Our Fundamentalist Future
By Nathan Busenitz
The year was 1878. Modernism was on the rise, and its attack on the church was full scale.
In response, a group of conservative Bible scholars established a set of fourteen doctrinal principles to outline what they believed was the essence of biblical Christianity. Known as the “Niagara Creed” (because it was associated with the Niagara Bible Conference of 1883–1897), these principles laid the foundation for a movement that would later be called fundamentalism.

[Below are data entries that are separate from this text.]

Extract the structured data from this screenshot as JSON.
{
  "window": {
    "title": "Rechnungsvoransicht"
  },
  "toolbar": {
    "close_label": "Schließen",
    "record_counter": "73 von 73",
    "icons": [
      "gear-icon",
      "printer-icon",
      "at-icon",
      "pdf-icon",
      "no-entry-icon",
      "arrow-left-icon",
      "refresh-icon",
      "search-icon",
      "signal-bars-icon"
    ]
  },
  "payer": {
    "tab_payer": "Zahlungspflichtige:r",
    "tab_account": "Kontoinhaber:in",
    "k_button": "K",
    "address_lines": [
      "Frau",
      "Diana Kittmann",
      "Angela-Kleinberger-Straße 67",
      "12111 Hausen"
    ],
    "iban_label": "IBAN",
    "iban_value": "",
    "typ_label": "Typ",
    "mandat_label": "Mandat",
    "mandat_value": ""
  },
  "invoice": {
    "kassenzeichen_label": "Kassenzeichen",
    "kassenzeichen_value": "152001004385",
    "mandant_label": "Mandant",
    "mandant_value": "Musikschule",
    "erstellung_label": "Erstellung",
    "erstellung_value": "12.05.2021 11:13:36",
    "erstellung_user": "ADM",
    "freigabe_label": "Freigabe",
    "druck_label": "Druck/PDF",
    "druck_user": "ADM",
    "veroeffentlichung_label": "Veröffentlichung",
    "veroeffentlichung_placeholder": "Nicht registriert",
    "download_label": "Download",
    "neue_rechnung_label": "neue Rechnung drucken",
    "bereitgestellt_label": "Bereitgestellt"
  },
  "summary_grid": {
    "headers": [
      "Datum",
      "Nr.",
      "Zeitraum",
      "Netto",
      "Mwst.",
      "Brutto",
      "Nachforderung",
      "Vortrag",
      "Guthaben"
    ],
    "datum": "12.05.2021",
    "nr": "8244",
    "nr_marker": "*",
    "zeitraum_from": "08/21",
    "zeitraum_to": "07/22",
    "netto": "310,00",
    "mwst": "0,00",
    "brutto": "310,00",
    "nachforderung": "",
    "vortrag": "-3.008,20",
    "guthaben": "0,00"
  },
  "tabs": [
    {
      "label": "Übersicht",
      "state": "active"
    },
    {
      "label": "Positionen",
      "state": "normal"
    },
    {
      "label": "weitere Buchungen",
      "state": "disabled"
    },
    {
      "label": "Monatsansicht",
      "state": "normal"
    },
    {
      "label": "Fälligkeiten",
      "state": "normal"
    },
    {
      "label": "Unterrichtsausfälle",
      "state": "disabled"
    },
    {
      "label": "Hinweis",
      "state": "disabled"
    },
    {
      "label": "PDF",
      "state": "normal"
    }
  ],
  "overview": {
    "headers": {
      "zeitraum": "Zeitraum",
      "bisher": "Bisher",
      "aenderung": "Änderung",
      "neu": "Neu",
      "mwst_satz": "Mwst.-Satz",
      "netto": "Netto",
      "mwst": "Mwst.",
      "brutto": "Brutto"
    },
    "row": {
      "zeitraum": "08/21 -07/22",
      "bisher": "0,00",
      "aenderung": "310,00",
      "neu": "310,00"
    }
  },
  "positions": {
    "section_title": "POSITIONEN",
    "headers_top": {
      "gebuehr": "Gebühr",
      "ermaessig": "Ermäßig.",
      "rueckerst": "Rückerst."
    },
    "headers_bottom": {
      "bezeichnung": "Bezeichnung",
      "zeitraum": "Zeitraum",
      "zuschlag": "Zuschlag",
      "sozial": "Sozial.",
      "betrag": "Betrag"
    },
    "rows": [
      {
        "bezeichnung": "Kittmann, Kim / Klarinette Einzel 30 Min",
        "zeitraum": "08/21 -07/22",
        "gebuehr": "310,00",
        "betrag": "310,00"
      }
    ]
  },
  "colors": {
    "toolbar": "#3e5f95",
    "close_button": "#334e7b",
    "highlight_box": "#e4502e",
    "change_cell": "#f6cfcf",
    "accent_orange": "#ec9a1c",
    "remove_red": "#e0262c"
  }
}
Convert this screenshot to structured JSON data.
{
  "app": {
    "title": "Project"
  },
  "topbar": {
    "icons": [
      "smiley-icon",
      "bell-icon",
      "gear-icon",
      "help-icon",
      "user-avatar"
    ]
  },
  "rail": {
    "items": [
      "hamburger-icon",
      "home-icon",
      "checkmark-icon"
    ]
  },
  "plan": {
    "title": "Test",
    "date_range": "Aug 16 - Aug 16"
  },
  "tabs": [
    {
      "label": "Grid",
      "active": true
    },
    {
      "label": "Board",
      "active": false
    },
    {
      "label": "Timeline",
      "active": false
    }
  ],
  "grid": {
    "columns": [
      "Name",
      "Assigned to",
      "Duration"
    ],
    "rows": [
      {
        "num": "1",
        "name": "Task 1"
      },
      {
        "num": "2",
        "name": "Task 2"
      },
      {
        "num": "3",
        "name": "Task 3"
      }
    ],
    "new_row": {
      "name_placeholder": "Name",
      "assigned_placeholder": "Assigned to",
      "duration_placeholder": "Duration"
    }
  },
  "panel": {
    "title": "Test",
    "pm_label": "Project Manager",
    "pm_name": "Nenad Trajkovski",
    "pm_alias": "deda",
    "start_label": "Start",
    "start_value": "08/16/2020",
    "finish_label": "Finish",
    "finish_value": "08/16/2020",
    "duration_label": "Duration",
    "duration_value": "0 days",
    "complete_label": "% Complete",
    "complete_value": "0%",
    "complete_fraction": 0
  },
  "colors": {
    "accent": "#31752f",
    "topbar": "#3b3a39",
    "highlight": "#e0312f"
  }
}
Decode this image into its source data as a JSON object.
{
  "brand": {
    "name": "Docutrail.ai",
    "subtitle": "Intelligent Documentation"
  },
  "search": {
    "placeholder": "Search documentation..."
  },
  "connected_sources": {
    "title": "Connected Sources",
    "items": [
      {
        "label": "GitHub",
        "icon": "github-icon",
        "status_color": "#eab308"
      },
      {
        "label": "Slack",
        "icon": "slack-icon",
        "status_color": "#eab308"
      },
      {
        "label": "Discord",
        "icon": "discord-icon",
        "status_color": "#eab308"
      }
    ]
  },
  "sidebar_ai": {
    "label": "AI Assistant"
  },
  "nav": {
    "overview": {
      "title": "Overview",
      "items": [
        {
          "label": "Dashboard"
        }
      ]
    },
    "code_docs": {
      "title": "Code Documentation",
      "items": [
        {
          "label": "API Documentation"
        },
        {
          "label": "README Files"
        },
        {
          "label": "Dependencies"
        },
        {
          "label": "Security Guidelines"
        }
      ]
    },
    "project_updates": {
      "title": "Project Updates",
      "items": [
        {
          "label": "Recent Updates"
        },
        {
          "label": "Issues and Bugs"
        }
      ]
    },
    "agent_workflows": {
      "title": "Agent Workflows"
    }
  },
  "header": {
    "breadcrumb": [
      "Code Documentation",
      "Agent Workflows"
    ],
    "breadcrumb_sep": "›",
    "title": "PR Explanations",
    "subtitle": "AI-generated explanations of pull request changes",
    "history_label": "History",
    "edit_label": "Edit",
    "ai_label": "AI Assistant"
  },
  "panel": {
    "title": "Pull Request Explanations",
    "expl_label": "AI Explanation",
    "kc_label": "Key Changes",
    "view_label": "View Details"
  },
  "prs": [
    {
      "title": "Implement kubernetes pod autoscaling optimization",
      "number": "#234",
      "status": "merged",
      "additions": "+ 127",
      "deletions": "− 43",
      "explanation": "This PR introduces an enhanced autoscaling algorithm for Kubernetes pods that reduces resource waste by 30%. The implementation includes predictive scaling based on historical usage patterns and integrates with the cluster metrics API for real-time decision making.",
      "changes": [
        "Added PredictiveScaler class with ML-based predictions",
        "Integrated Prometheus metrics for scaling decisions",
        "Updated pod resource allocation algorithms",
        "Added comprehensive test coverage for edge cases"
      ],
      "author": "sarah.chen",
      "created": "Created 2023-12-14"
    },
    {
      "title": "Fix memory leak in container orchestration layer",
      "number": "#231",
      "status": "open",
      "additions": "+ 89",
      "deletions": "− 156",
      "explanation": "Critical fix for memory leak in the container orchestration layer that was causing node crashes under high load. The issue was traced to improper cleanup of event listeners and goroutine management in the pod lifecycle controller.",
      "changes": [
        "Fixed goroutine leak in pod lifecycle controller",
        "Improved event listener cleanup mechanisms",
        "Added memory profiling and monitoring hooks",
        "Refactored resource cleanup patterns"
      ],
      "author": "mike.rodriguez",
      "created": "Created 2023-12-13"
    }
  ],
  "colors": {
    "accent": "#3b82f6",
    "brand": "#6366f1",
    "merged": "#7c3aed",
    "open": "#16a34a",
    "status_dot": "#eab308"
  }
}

On the broader front, the dispensational organizers of the Niagara Bible Conference were joined by non-dispensationalists like B.B. Warfield and J. Gresham Machen in their fight against modernism. In 1910, the fourteen-point Niagara Creed was distilled into “five fundamentals” by the General Assembly of the Presbyterian Church. These five fundamentals were as follows: